→ Description of the task: Which lines below contain "title"? Pull them out.

(Records from a data collection)
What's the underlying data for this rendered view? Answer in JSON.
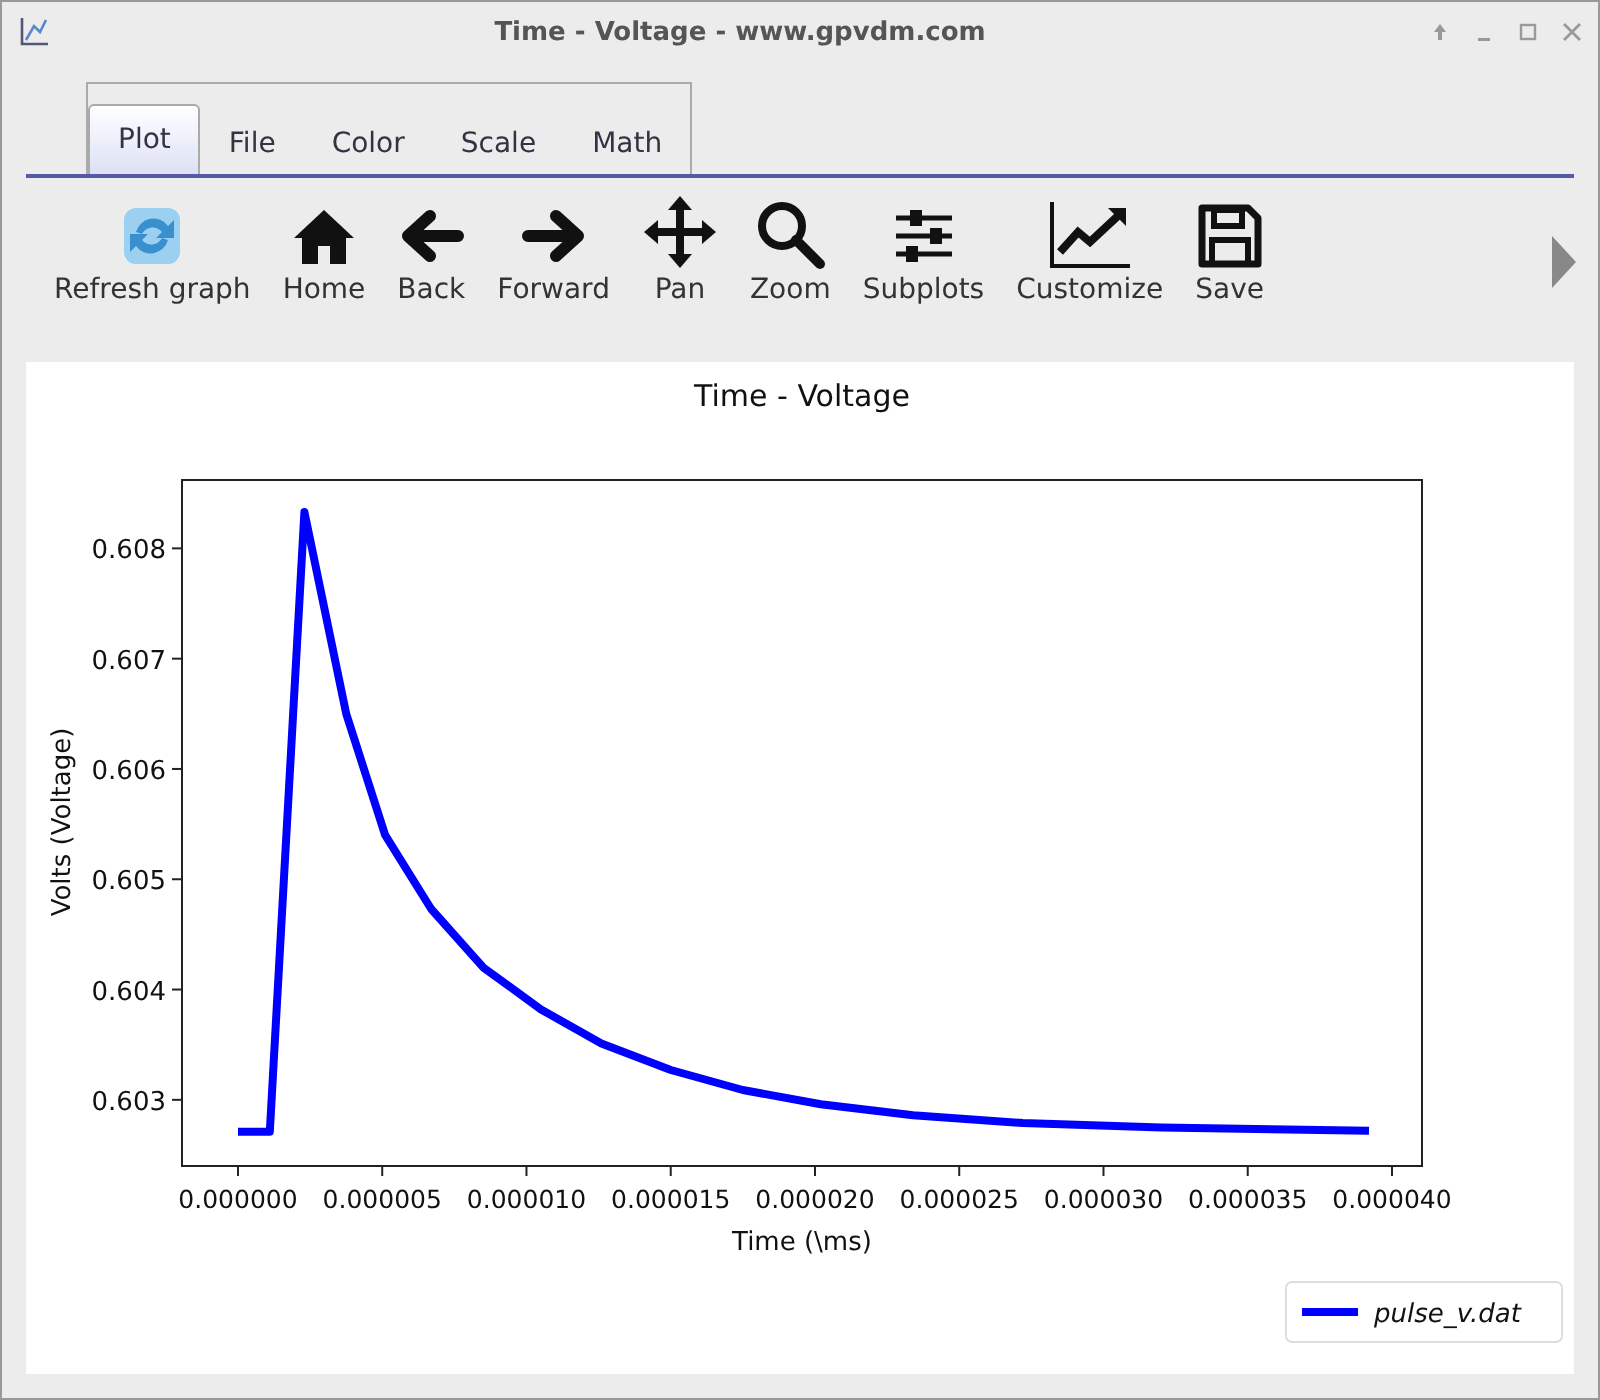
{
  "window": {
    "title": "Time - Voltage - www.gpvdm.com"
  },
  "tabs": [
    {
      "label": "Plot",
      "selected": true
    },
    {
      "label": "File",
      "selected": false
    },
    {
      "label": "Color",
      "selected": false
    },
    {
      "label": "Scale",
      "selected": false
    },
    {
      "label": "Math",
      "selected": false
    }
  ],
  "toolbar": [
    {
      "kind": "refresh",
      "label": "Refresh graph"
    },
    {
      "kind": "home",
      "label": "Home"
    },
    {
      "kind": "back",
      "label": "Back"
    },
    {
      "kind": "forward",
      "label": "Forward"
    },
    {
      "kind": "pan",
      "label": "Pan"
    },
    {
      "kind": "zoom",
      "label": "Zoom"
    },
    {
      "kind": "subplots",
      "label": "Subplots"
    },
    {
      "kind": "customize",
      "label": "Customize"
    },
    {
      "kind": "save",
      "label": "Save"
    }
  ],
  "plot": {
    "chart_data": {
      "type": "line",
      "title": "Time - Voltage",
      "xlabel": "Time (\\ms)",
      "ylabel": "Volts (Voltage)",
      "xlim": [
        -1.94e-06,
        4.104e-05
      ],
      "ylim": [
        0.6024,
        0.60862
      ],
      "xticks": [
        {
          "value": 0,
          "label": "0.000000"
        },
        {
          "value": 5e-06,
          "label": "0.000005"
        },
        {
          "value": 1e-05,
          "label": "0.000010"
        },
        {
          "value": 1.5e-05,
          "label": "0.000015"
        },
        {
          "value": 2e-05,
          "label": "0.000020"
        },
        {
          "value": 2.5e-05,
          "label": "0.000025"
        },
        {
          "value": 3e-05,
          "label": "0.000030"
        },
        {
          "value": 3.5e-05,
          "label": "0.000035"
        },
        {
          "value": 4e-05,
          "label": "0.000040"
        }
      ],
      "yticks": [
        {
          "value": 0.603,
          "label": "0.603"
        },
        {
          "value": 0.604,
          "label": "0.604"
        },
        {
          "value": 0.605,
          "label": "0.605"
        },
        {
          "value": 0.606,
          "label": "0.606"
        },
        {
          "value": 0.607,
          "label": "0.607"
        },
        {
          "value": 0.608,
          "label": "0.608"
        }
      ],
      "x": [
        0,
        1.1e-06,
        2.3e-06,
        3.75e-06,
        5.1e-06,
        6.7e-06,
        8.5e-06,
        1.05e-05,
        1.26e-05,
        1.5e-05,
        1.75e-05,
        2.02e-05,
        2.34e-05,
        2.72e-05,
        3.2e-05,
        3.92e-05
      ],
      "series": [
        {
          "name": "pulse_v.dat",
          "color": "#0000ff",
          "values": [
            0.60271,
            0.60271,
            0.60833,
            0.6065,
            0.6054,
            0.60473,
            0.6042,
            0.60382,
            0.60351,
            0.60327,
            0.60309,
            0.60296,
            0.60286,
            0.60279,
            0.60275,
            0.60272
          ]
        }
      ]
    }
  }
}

→ Exercise output:
    "title": "Time - Voltage - www.gpvdm.com"
      "title": "Time - Voltage",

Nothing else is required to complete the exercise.